‘They pulled the plug on us’
Instead, they used Joe and the band as electrified pied-pipers, playing from the back of a truck to draw the marchers down Market Street, through the city’s financial district and then to the stadium. Once the crowd of 75,000 was inside, the truck pulled outside, band still aboard, so speechifying by the likes of Julian Bond, Robert Scheer and Eldridge Cleaver could begin.
“We carried our equipment back in and demanded the right to play. We were told we could play two songs but they pulled the plug on us after one and then we went home,” Joe recalls. “… I don’t think it was ever their idea to have us play at the main part of that event.”
Joe was especially perturbed because his band was alone in those days in using music to send political messages. Their just-released album contained the caustic slam at LBJ titled “Superbird” and the “Feel Like I’m Fixin’ To Die Rag,” written in 1965, was hugely popular on the anti-war circuit. He remains fiercely proud of the tune – with its sarcastic refrain of “One, two three, what are we fightin’ for? Don’t ask me, I don’t give a damn! Next stop is Vietnam!” – and whatever effect it had on mobilizing sentiment against the war.
A 25-year-old Navy veteran in 1967, Joe saw Vietnam as a war chiefly to protect U.S. economic interests. He sees the Iraq War in the same light. Also, “It's very similar in that you have young people who are fighting a war that was supposed to be over pretty quick, and it's dragging on,” he says.
In “Support the Troops,” a new song protesting the Iraq War, Joe turns from sarcasm to anger, personally attacking the president who ordered U.S. troops there with lines like: “You chicken-hawk, draft-dodging son of a Bush.”
A thread in the Berkeley tapestry
The angry political rhetoric is a perfect coda for the drive back across the Bay Bridge to Berkeley, the veritable cradle of U.S. civil disobedience in modern times and especially vibrant in 1967, when Jerry Rubin and his followers were marching and stopping troop trains.
The center of the action then was Sproul Plaza on the UC-Berkeley campus. This is where Mario Savio delivered his fiery speeches in the Free Speech Movement in ’64. It was the flashpoint for the People’s Park riots of ’69. And to this day, it is the spot where generations of students and activists have set up their card tables to promote such causes as civil rights, ending apartheid and saving the whales.
The northern terminus of Berkeley’s storied Telegraph Avenue is a very special place to Joe, where he played some of his first public gigs as a fledgling folksinger, where he met Barry Melton, who became the lead guitarist for the Fish, and where Joe sometimes gave impromptu free concerts in the late ’70s. In 1967, the band played often at local venues like the Jabberwock coffeehouse, the Pauley Ballroom and the Finnish Brotherhood Hall.
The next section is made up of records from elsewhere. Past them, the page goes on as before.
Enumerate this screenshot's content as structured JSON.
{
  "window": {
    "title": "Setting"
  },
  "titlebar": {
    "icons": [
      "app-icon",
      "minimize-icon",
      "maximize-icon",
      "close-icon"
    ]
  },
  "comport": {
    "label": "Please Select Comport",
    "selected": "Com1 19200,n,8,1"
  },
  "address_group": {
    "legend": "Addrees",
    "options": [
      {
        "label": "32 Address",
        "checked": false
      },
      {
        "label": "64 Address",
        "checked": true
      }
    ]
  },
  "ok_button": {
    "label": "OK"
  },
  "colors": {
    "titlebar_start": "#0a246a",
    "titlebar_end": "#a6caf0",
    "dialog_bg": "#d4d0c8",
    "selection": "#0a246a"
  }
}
“I've always found that I'm a part of this city, not like a star of the city, but a part of it, just another citizen,” Joe says. “There's quite a few unique citizens who've lived here a long, long time and I'm fortunate to be here and be one of them.”
Time has been good to Joe as well. The late afternoon sun has finally warmed the day, streaming over the Golden Gate to light the East Bay hills like a Thomas McGlynn painting as he takes in his hometown. At 65, his hair is graying and thinner and a few tiny ruptured vessels etch the surface of his face, but the eyes still have the same piercing gaze they had when he penned lyrics that implored generals and politicians to think about what the hell they were doing.
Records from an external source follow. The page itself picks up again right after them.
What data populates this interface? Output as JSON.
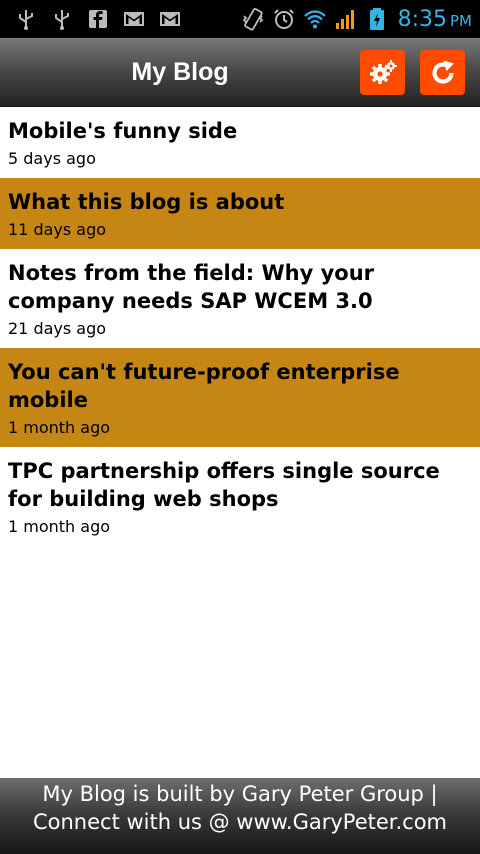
{
  "status_bar": {
    "time": "8:35",
    "ampm": "PM",
    "icons": [
      "usb-icon",
      "usb-icon",
      "facebook-icon",
      "gmail-icon",
      "gmail-icon",
      "vibrate-icon",
      "alarm-icon",
      "wifi-icon",
      "signal-icon",
      "battery-charging-icon"
    ]
  },
  "header": {
    "title": "My Blog",
    "settings_icon": "gear-icon",
    "refresh_icon": "refresh-icon",
    "accent_color": "#ff4a00"
  },
  "posts": [
    {
      "title": "Mobile's funny side",
      "date": "5 days ago"
    },
    {
      "title": "What this blog is about",
      "date": "11 days ago"
    },
    {
      "title": "Notes from the field: Why your company needs SAP WCEM 3.0",
      "date": "21 days ago"
    },
    {
      "title": "You can't future-proof enterprise mobile",
      "date": "1 month ago"
    },
    {
      "title": "TPC partnership offers single source for building web shops",
      "date": "1 month ago"
    }
  ],
  "colors": {
    "alt_row": "#c68613",
    "clock": "#33b5e5"
  },
  "footer": {
    "line1": "My Blog is built by Gary Peter Group |",
    "line2": "Connect with us @ www.GaryPeter.com"
  }
}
“My goal will never be achieved in my lifetime, of peace and love on the Planet Earth,” he says, “but I'll do my bit to further it as long as I can and when I'm gone, someone else will pick it up and that's the way it will go.
“It will be known that I contributed my part, as to the music and the culture of my generation, not just politically, although I added a political, social, moral element when there wasn't one.”